• _WORK TASK_: Where a line in the listing below contains the word "this", copy that line.

##### MATERIAL SUPPLIED #####

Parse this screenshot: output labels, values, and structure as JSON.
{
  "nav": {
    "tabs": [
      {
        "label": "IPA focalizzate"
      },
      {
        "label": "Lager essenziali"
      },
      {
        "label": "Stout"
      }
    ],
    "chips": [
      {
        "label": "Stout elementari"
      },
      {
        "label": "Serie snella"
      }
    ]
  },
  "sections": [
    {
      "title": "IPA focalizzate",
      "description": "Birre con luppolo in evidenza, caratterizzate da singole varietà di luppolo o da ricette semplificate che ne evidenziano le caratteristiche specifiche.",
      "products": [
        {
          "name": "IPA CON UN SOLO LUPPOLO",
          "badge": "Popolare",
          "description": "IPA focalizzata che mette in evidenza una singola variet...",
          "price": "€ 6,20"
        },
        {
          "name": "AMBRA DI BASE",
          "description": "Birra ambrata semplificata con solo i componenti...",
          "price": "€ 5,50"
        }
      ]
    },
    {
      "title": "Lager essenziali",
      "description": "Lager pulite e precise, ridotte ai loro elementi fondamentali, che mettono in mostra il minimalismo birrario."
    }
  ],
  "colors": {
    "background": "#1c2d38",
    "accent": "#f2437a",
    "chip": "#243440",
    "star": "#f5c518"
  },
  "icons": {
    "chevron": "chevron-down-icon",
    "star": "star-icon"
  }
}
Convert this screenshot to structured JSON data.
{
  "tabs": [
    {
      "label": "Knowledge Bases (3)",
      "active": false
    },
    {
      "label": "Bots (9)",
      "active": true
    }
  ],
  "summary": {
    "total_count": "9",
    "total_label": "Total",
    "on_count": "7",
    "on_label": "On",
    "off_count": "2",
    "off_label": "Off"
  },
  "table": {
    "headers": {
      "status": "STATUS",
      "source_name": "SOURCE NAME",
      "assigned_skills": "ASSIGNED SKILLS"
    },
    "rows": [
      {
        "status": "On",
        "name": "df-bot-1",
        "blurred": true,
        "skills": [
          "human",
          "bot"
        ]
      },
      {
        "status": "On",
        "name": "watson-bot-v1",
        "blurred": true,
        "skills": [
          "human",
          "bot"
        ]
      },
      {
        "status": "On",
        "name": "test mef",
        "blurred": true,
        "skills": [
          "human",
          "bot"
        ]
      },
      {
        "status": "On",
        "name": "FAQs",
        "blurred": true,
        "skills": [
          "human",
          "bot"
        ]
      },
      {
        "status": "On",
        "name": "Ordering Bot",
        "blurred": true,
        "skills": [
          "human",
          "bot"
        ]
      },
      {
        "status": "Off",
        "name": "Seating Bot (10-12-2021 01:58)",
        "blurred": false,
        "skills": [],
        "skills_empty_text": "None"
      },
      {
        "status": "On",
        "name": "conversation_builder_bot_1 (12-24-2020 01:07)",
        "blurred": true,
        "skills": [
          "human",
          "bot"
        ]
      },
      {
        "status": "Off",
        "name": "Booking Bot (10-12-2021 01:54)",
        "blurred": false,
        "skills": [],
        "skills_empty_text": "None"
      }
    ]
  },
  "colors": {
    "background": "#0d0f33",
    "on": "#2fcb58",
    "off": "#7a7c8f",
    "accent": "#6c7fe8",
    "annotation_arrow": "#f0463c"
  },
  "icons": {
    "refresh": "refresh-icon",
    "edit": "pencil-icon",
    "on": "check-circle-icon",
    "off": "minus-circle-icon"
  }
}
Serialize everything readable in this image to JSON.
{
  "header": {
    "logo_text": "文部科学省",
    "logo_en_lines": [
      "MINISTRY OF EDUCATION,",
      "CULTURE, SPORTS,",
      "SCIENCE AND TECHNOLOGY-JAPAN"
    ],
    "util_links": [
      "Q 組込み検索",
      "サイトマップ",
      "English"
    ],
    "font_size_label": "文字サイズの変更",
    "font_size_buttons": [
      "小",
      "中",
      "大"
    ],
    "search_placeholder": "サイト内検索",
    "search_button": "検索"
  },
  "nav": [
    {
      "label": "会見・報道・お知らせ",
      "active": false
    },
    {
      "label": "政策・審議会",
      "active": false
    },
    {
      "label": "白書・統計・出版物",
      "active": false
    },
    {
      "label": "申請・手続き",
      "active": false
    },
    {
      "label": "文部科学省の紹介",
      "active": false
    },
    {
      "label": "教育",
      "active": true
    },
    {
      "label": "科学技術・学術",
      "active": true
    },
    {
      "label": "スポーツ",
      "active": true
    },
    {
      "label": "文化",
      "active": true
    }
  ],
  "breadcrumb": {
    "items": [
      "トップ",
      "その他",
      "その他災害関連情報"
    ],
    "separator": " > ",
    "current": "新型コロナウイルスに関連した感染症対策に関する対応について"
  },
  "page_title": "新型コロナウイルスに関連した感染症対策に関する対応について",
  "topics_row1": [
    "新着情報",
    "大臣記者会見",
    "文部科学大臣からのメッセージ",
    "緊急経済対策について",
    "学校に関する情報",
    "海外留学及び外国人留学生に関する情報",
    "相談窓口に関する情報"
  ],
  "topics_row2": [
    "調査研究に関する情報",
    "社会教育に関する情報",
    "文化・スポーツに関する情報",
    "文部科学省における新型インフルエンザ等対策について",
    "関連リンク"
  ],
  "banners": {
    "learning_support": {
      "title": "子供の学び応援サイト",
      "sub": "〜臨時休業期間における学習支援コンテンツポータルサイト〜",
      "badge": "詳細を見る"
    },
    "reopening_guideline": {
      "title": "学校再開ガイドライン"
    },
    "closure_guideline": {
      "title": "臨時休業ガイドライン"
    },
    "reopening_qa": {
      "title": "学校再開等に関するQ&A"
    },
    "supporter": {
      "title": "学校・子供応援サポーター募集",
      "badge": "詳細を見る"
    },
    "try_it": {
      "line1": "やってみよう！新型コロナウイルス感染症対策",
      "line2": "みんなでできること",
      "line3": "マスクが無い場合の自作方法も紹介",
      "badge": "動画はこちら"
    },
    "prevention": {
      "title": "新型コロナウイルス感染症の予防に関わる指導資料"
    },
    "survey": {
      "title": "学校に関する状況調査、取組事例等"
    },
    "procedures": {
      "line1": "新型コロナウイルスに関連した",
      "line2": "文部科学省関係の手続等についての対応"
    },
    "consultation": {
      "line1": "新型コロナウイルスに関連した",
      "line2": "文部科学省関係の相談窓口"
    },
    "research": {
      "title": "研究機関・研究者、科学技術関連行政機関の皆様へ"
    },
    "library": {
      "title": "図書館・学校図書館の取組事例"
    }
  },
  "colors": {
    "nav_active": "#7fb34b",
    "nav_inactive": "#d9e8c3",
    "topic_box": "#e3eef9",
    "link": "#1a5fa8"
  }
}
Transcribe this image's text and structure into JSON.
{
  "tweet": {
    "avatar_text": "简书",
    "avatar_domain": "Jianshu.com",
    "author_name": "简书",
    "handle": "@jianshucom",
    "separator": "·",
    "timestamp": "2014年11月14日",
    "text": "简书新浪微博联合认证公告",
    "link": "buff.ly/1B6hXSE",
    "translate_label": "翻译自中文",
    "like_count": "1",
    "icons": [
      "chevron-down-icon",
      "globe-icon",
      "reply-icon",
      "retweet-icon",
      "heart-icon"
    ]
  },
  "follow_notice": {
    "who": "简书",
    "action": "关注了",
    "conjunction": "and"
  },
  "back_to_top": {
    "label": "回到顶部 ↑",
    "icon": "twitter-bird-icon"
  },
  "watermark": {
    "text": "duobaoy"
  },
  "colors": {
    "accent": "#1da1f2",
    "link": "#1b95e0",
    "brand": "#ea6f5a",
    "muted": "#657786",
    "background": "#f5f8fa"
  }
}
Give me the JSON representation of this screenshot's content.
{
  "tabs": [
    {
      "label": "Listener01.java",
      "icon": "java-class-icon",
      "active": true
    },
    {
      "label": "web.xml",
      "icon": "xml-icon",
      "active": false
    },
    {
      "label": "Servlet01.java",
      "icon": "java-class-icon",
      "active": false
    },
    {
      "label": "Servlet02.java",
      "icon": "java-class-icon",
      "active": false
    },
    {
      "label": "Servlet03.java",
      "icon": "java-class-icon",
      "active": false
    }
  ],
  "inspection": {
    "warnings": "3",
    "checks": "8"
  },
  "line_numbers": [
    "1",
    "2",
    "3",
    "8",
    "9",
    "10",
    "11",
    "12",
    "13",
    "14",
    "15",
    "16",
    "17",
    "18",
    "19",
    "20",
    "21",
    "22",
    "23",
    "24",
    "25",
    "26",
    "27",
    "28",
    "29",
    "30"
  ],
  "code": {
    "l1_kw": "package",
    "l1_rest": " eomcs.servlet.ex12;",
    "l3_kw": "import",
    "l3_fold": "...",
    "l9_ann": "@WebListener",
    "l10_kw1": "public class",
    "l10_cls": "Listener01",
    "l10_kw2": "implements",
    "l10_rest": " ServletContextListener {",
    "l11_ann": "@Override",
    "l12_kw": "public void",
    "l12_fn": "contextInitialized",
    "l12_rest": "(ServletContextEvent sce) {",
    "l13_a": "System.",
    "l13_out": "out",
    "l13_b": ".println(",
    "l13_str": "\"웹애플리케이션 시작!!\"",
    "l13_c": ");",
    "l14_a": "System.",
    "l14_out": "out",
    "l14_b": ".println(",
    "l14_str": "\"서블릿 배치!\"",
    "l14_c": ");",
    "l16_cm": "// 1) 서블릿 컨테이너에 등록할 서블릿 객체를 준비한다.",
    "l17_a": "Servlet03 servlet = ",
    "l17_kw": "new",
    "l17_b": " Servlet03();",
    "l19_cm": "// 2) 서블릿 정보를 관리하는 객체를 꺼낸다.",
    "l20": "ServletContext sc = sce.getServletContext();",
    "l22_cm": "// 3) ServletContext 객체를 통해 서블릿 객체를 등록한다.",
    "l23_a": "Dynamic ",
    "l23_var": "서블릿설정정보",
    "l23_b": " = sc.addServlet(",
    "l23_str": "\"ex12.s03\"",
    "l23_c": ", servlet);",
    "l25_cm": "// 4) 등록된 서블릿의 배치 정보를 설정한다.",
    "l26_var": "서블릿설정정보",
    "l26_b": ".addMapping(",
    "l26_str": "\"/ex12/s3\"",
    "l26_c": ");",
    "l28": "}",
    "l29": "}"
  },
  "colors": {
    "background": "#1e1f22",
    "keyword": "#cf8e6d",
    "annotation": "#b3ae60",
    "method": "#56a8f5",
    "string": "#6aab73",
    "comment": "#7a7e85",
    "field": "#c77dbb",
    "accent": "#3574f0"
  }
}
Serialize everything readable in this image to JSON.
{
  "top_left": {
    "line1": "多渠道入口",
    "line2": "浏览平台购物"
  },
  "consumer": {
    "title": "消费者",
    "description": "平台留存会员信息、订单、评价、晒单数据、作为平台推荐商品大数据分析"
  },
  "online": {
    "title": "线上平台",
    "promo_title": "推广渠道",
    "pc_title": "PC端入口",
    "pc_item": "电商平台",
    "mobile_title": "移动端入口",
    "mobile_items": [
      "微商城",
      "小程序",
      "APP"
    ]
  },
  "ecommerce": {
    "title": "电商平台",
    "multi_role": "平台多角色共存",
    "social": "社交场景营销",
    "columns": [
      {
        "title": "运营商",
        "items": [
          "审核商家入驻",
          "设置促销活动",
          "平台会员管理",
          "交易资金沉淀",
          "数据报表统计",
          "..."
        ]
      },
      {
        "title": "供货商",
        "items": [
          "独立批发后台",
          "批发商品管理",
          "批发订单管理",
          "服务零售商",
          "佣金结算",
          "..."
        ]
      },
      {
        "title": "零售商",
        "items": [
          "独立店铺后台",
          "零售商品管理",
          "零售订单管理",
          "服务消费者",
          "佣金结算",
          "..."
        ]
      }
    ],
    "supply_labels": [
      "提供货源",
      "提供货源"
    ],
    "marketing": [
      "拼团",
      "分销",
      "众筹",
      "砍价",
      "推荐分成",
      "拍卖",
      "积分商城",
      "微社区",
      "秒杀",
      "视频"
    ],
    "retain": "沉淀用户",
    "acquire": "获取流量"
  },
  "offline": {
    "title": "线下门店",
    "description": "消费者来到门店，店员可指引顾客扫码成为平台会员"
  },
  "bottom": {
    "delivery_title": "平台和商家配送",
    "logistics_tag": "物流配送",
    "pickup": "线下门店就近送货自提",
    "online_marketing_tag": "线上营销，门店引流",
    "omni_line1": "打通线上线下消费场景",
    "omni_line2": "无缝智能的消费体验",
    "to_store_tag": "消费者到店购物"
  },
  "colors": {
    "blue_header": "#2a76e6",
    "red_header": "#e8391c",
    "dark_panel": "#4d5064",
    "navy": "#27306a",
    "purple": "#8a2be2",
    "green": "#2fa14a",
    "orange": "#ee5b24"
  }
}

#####

• _EXERCISE ANSWER_:
Parse this screenshot: output labels, values, and structure as JSON.
Convert this screenshot to structured JSON data.
Serialize everything readable in this image to JSON.
Transcribe this image's text and structure into JSON.
Give me the JSON representation of this screenshot's content.
Serialize everything readable in this image to JSON.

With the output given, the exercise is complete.